Vienna. It’s hard not to romanticise this iconic symbol of European imperial grandeur. I can see why so many before me have fallen in love with Vienna. Gorgeous cafés, exquisite architecture, and an impressive history are all brought together in this European capital. I wanted to find the imperial grandeur of old Vienna, and I was curious to see how that was translated into the modern age. My search began in the city centre.
Kärtner Straße, the main shopping street, was lined with incredible old buildings, but they were all hidden beneath dozens of modern signs and billboards. Countless tourist shops surrounded St. Stephen’s Cathedral and the main city squares. The tourism industry appeared to be grafted onto the city rather than incorporated into it. I found myself constantly distracted from the historical charm because of the gift shops and crowds of tour groups.
I was most looking forward to frequenting a few of the famous coffee houses spread throughout the city centre, but most of the well-known ones were crowded with tourists both inside and out. We finally managed to grab a table at Café Schwarzenburg, and the stunning interior was matched if not surpassed by the quality of the hot chocolate. But it wasn’t quite comfortable. It was hard to reconcile these two different sides of Vienna.
Around lunch time, Devon and I decided to try to find a café in which to grab a bite to eat. We turned down a relatively quiet street and saw a sign for Café Leopold Hawelka. The windows were dark, and we couldn’t really see who was inside or if it was even open. After an elderly couple passed us and entered the door, we decided to give it a shot. It took a few seconds for my eyes to adjust to the dim lighting of the restaurant, but I was pleasantly surprised.
The floors, ceiling, and walls were all dark wood warmed by scattered lights. There were big bay windows lined with deep red curtains. Amid the sea of chairs, a few coat racks stuck out, covered with discarded winter layers. The walls were covered in vintage posters, pictures, and illustrations. It felt timeless. It was like a pub, but it’s the kind of pub I would frequent. No menus, just waiters weaving through the tables listing off the different soup and lunch choices. Aside from Devon’s laptop, this place could have been pulled straight out of the 20th century.
Inspired by our café find, I decided to head beyond the city centre for my next day’s solo exploration. Having had my full of tourist crowds, I set off on my own in search of some peace and quiet. After weaving my way through more residential and government business areas, I found myself at the Volksgarten, or People’s Park. Away from the bustling city centre, the garden provided a peaceful refuge. The leaves were falling, and I had the park almost entirely to myself. I could see the Rathaus, the city parliament building, rising above the treeline in the distance. I felt, for a brief moment, that I had found it again – a glimpse into the past.

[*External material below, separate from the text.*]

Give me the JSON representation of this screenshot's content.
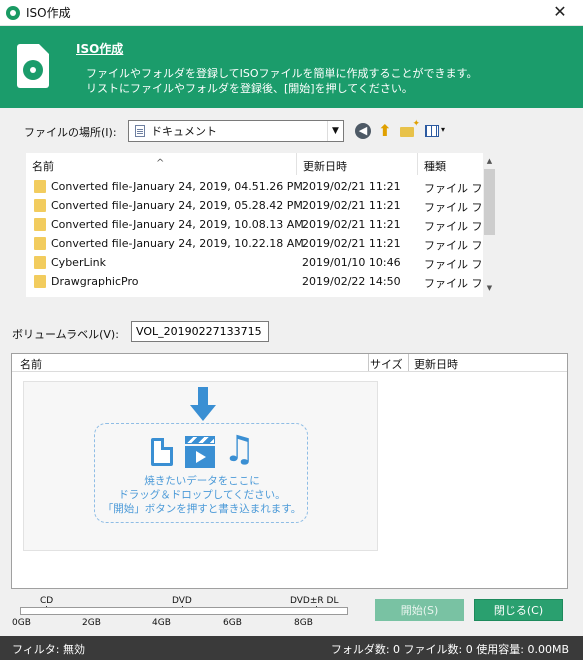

I set off through the park towards the regal Neue Berg, only to find that the military was having some sort of recruitment street fair out front. Crowds milled about weaving between sausage stalls and military trucks. I looped around, hoping to get a closer look at the buildings while avoiding the worst of the crowds. But again, as quickly as I found my glimpse of romantic Vienna, it was gone.
On our final day, Devon and I set out to watch the morning training session at the Spanish Riding School. I have wanted to see the Lipizzaner horses up close since I was a kid when our mom had taken us to one of their shows in the US. We bought our tickets, headed up some unassuming steps, and entered the Winter Riding Ring. I was floored.
This ring was nicer than I imagined any building for horses could be. Dramatic arches and paintings adorned the walls. The room was breath-taking, closer to a theatre than a stable. Sadly, you are not allowed to take photos in the ring, so I don’t have any to share with you here. We found a spot in the upper balcony looking down into the ring as the white horses trotted around to classical music below.
Watching the horses and riders in their funny little hats dancing around the ring, I saw the Vienna I had imagined. Every move, every article of clothing was the product of a long tradition. One of the riders was instructing a student on the far side. His calm voice carried throughout the entire ring. I couldn’t understand a word he said, of course, but I could almost feel this sense of history, of importance in that room.
There it was. The tradition and trappings of imperial Vienna translated into the 21st century. I had my moment, and then the woman next to me began to take photos on her iPad. The electronic clicking sound snapped me out of my daydreams and pulled me straight back to earth.
For me, Vienna was a city of moments. There were moments where I felt a distinct connection to the past, moments where I was stunned by the beauty of the city, but there were also those underwhelming moments in between. I did get to have one of the best hot chocolates I’ve ever had, though, so I would say it was definitely worth the visit.